So far, there have been few documented animal casualties of the Deepwater Horizon spill, though rumors of dead manatees and whales abound. The National Oceanic and Atmospheric Administration said that its planes had spotted numerous species of dolphins and turtles in areas now covered by the slick.
Since Sunday, 30 turtles have washed up dead on beaches in Gulfport, Miss., an unusually high number even for this time of year when they are migrating. But Moby Solangi, executive director of the Institute for Marine Mammal Studies in Gulfport, said that in a preliminary examination, the oil did not appear to be the cause of death. Full necropsies on the animals are being completed.
Still, Michele Kelley, turtle and marine mammal stranding coordinator for Louisiana, said she is worried.
“Sea turtles are more prone to ingest the stuff,” Ms. Kelley said, especially as the slick clumps.
Whales and dolphins that must come up through the oil to get air are likely to suffer skin and eye irritation. In some cases, they may breathe in the toxic fumes of evaporation. In areas where oil is viscous, the marine mammals can risk having their skin and eyes irritated. More rarely, they risk breathing toxic fumes from the evaporating oil, and becoming drugged and sleepy.
The fumes are particularly dangerous when the crude is fresh, because some strong toxins evaporate early. With a onetime spill, the slick gets less dangerous over time, but in the gulf, where the well has not been capped, there is a constant supply of new vapors.
Dr. Solangi said he was worried for dolphins. “They have to be awake to breathe,” he said. “If they become anesthetized, they will die. If they become intoxicated by fumes, they won’t survive.”

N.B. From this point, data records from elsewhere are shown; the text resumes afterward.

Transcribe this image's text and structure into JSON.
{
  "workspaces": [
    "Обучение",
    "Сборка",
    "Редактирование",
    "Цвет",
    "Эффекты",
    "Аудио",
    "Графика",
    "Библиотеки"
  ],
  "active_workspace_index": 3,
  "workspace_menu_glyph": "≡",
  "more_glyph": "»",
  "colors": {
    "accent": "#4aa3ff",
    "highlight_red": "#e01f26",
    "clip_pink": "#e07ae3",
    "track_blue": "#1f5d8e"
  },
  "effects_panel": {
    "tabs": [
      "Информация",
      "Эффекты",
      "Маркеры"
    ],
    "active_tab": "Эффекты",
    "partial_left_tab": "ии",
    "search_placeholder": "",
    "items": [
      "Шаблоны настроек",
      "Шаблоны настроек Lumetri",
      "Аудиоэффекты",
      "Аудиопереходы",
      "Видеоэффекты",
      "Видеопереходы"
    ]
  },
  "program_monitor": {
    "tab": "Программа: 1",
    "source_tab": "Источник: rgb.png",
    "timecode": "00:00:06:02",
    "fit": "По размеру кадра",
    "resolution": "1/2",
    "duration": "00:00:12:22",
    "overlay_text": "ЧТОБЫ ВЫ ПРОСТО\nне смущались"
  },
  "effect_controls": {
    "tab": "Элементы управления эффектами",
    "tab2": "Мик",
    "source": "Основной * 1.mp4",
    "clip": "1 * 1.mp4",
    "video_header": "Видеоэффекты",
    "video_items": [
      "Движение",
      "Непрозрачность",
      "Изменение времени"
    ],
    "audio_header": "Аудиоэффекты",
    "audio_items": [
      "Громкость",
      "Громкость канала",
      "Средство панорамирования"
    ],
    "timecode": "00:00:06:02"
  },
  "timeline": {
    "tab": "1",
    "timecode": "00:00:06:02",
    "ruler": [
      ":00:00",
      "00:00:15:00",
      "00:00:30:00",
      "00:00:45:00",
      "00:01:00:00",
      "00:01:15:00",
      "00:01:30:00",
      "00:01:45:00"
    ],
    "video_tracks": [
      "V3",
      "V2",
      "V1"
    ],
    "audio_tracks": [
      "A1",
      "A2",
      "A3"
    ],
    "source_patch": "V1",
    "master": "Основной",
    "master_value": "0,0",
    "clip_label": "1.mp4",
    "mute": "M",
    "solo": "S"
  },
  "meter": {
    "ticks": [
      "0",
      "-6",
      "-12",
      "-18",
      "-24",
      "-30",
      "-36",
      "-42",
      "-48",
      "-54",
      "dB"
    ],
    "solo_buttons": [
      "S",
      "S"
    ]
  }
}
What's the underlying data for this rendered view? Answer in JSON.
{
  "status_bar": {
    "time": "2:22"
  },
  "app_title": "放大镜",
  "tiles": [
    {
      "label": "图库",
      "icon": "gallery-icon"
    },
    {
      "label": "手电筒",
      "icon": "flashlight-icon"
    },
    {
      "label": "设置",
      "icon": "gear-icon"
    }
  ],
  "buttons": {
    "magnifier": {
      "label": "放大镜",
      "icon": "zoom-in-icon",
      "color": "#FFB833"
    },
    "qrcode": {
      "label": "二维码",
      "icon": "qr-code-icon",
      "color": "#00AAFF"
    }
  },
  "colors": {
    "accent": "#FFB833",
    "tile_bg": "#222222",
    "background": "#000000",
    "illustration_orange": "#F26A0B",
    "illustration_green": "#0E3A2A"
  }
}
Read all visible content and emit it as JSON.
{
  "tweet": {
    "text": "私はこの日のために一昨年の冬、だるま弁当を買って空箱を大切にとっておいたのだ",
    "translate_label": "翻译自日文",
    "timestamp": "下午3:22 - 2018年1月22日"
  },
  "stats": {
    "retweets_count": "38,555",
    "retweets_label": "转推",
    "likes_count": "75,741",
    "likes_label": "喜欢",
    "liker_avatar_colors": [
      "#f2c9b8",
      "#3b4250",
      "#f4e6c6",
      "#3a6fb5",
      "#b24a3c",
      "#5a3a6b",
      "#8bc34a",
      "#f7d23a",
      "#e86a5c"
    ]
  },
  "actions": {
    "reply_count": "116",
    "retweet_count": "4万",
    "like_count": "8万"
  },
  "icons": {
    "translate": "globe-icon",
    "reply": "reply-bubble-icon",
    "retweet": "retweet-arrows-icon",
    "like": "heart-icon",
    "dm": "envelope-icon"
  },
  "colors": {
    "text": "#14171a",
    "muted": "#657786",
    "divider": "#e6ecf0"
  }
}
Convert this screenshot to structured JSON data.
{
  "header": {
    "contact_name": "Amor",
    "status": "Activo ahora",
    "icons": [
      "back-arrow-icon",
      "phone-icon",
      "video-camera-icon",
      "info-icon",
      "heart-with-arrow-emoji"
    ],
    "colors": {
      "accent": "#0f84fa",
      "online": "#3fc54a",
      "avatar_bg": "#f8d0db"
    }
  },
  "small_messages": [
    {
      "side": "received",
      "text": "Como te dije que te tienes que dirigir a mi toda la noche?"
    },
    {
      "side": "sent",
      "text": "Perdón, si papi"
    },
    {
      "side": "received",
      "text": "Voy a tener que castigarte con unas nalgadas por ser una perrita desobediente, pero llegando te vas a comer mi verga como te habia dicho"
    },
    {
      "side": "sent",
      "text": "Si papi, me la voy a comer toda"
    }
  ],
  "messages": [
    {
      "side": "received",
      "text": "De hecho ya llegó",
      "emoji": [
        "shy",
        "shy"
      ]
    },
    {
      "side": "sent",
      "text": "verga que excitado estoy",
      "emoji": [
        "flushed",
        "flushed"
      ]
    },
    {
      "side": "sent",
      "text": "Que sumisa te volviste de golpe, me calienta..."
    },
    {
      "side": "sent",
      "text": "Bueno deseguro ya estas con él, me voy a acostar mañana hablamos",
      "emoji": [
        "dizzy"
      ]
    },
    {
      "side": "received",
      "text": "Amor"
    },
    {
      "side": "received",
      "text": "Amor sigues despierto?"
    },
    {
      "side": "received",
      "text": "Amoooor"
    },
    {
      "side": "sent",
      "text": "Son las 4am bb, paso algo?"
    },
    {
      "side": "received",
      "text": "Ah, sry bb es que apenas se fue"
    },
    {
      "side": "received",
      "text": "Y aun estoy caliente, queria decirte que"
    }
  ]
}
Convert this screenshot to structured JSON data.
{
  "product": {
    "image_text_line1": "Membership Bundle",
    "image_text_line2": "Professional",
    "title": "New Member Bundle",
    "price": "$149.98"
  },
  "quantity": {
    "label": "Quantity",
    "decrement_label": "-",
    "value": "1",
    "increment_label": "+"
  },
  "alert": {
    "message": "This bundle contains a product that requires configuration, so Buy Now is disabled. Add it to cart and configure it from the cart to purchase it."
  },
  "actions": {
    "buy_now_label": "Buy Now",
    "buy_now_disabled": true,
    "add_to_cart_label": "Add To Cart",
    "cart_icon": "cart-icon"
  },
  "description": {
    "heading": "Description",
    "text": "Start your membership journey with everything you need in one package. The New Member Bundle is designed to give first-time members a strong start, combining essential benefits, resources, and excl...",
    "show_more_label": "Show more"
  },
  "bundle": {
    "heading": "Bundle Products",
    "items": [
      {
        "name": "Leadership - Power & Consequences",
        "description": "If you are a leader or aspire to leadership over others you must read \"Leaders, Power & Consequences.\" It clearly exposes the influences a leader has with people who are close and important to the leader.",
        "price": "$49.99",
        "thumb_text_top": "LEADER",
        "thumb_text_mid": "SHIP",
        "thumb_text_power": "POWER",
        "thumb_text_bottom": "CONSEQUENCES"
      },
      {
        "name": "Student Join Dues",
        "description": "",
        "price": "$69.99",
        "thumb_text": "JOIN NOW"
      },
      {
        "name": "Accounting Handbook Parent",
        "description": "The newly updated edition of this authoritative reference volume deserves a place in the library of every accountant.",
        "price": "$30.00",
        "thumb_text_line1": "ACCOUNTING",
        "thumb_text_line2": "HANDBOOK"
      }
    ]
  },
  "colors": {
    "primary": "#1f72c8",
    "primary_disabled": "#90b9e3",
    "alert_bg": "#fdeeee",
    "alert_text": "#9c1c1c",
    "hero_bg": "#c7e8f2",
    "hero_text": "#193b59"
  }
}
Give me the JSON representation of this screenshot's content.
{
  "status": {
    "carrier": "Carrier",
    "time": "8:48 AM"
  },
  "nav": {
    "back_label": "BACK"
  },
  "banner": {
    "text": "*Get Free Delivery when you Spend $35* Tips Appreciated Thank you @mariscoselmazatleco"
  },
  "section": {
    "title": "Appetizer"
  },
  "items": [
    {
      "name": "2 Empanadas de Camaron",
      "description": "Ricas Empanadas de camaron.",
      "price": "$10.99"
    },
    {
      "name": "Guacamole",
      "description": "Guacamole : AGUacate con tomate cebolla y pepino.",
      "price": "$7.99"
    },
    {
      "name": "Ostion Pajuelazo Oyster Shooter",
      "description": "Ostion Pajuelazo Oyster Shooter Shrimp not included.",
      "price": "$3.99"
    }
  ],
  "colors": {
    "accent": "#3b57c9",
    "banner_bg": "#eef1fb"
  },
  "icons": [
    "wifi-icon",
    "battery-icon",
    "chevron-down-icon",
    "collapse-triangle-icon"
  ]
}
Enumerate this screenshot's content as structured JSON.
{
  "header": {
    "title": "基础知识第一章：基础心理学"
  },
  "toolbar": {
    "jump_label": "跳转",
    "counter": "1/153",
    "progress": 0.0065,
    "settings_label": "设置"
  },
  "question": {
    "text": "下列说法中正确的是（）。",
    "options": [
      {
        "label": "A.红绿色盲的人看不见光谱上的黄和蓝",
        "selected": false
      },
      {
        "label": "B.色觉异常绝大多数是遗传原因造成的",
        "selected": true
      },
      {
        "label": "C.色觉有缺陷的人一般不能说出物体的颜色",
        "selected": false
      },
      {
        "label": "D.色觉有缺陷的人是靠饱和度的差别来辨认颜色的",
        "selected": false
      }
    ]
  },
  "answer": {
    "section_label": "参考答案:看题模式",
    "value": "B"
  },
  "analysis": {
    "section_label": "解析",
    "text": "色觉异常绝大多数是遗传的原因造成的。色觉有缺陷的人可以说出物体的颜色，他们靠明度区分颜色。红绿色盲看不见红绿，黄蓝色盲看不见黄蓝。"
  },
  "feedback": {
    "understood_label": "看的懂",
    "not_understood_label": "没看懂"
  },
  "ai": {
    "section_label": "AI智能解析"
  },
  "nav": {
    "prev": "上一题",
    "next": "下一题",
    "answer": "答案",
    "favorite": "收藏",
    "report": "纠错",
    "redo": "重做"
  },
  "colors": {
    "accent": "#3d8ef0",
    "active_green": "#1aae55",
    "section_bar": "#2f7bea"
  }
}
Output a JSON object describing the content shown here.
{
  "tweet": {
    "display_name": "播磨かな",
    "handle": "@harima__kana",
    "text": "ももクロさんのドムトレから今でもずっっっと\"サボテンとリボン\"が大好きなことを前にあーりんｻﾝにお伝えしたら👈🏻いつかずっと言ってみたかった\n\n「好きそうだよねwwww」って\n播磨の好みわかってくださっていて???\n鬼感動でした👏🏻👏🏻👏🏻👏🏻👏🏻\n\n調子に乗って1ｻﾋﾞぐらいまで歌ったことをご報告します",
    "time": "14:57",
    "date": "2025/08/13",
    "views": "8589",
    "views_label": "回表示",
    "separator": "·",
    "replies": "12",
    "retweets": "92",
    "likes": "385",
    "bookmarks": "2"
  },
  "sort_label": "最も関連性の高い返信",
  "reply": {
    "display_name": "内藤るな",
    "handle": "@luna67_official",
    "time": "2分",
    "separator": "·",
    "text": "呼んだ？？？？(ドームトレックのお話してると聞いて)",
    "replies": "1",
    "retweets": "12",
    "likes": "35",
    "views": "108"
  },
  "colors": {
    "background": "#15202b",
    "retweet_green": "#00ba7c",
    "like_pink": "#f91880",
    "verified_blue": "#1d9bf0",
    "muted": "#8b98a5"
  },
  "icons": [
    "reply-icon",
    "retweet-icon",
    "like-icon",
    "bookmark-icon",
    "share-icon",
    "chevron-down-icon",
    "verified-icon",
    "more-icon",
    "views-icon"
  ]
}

Even normal feeding might expose sea creatures to harm from the spill: sea grass and other vegetation covered in oil are ingested by fish that are then eaten by bigger fish and finally by manatees or other marine species. It is this food-chain effect that worries Larry Schweiger of the National Wildlife Federation.
“It is not a question of whether all these species will be affected now. It is when,” he said.
A version of this article appeared in print on May 5, 2010, on page A18 of the New York edition.